Odonates are an interesting group of ancient insects. Many children catch these insects and play with them. Unknowingly being cruel. But instead of torturing them, if we respect and closely observe these fascinating insects, without catching them, we can enjoy their striking colours, acrobatic flight, and peculiar lifestyle.
Where can we watch them? Look carefully, and you will be surprised to find them all over the place. City dwellers need to just visit nearby playgrounds, parks with water sources, or even a drainage or stream. We can easily spot common species such as Ground Skimmers and Wandering Gliders. Paddy fields, ponds and streams are repository of dragonflies and damselflies. Clear, sunny days are the best time to watch them.
If we wear dull-coloured clothes and move slowly when we are near them, we can get close enough to observe their beauty. With an ordinary digital camera we can get marvellous pictures of these gorgeous insects.

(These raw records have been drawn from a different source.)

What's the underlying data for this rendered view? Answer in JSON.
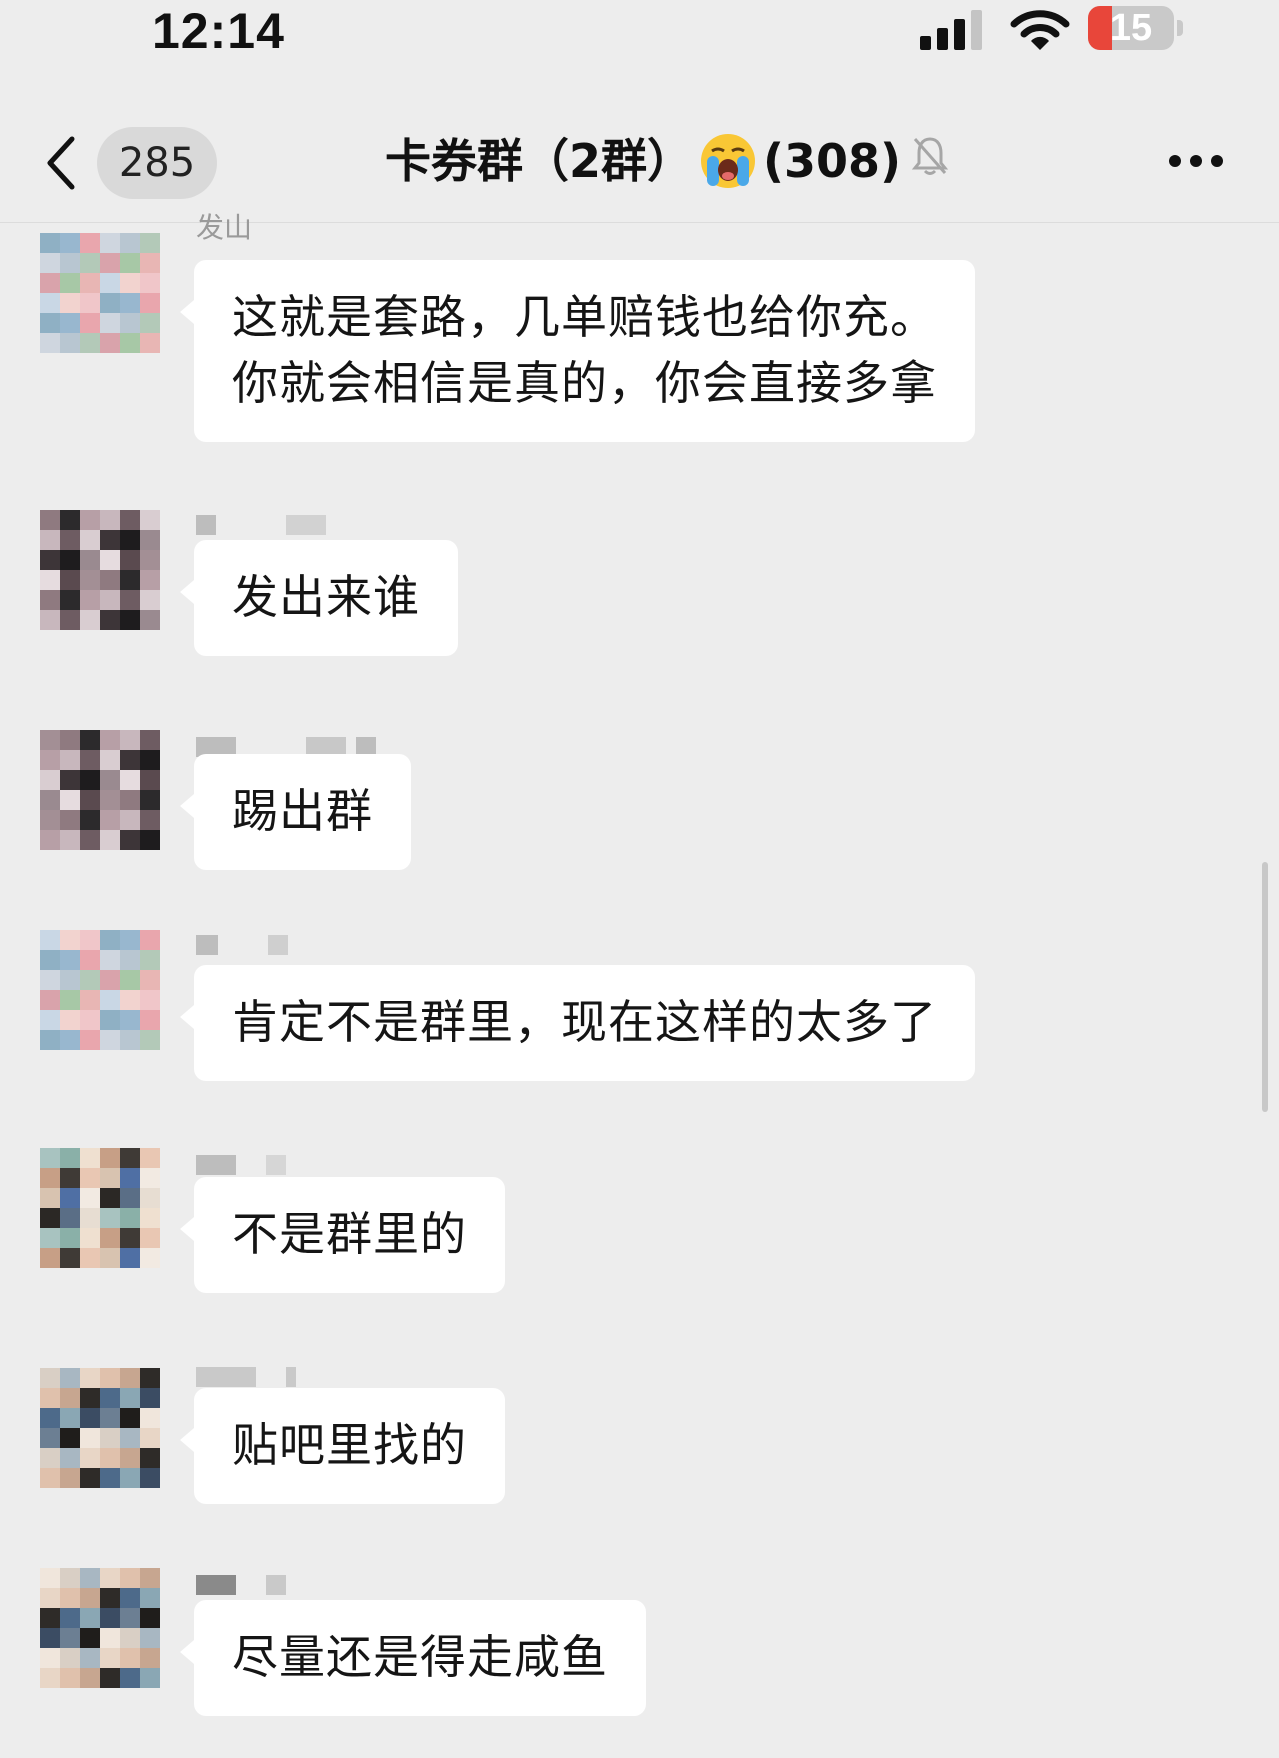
{
  "status_bar": {
    "time": "12:14",
    "battery": "15",
    "battery_level_percent": 15
  },
  "nav": {
    "unread_count": "285",
    "title_prefix": "卡券群（2群）",
    "title_suffix": "(308)",
    "title_emoji": "loudly-crying-face-emoji"
  },
  "messages": [
    {
      "sender": "发山",
      "text_lines": [
        "这就是套路，几单赔钱也给你充。",
        "你就会相信是真的，你会直接多拿"
      ]
    },
    {
      "sender": "",
      "text_lines": [
        "发出来谁"
      ]
    },
    {
      "sender": "",
      "text_lines": [
        "踢出群"
      ]
    },
    {
      "sender": "",
      "text_lines": [
        "肯定不是群里，现在这样的太多了"
      ]
    },
    {
      "sender": "",
      "text_lines": [
        "不是群里的"
      ]
    },
    {
      "sender": "",
      "text_lines": [
        "贴吧里找的"
      ]
    },
    {
      "sender": "",
      "text_lines": [
        "尽量还是得走咸鱼"
      ]
    }
  ],
  "colors": {
    "background": "#ededed",
    "bubble": "#ffffff",
    "battery_low": "#e8463a"
  }
}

How do we identify them? Earlier, identifying odonates was difficult as there were no user friendly books. But now there is a field guide — Dragonflies of India by K. A. Subramanian. It provides field keys to identify the odonates with a brief description about their habits and habitat.
Odonates lay their eggs in the water, damp soil and aquatic plants. The larvae live under water stalking aquatic prey, whereas the winged adults are skilled predators catching insects in the air. Dragonflies tend to prefer open areas as well as near water and perch with wings held open, whereas damselflies are frequently seen along streams sitting with wings held over their backs.The author is with the
Nature Conservation Foundation, Mysore
Odonates are not only beautiful they are very useful insects. For instance, they can control mosquito larvae during their larval stage as well as when they become adults. They act as bio-control agents and devour many harmful insects in the paddy fields and are hence useful to farmers.
So hereafter let us go oding and watch them without catching them.
Dragonflies of India - A Field Guide by K.A. Subramanian is the first photographic guide to the Indian Odonates. Of the 536 species and subspecies of Indian odonates, 111 of them were described with English common names of the Indian dragonflies and damselflies for the first time. This book is published by Vigyan Prasar, Department of Science and Technology, Govt. of India and is available as an e-book from their website (http://www.vigyanprasar.gov.in/digilib/Showmetaxml.aspx?BookID=364).